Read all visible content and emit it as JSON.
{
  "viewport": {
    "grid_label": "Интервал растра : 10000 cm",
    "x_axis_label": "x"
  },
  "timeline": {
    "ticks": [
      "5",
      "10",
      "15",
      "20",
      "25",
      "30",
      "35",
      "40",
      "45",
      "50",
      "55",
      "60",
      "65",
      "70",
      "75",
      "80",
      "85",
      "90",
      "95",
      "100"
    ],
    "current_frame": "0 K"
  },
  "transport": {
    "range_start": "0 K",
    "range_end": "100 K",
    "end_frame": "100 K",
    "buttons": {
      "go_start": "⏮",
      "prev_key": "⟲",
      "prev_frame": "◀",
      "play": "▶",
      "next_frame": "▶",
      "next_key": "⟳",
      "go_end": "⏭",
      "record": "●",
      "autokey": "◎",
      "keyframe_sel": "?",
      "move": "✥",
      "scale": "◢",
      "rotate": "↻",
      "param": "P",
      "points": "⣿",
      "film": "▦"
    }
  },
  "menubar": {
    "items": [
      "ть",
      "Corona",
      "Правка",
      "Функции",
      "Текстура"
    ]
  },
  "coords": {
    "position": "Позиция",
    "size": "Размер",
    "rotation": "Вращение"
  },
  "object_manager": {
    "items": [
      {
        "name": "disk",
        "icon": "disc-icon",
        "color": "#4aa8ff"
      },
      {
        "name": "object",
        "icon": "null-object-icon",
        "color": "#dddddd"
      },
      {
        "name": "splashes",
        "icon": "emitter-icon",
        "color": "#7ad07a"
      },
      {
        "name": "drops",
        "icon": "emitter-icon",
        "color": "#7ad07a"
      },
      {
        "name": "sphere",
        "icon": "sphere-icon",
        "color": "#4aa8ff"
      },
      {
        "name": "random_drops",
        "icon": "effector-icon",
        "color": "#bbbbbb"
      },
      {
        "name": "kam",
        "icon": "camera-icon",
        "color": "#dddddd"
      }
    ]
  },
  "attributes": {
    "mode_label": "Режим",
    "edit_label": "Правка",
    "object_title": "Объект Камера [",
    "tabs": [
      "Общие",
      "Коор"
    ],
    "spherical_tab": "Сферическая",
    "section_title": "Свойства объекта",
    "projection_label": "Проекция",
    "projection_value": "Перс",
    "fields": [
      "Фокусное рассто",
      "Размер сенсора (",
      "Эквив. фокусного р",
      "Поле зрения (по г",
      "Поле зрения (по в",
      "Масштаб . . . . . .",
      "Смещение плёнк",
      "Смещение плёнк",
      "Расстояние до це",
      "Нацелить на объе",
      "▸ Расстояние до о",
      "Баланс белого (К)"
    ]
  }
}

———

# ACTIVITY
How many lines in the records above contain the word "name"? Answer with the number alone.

# EXERCISE OUTPUT
7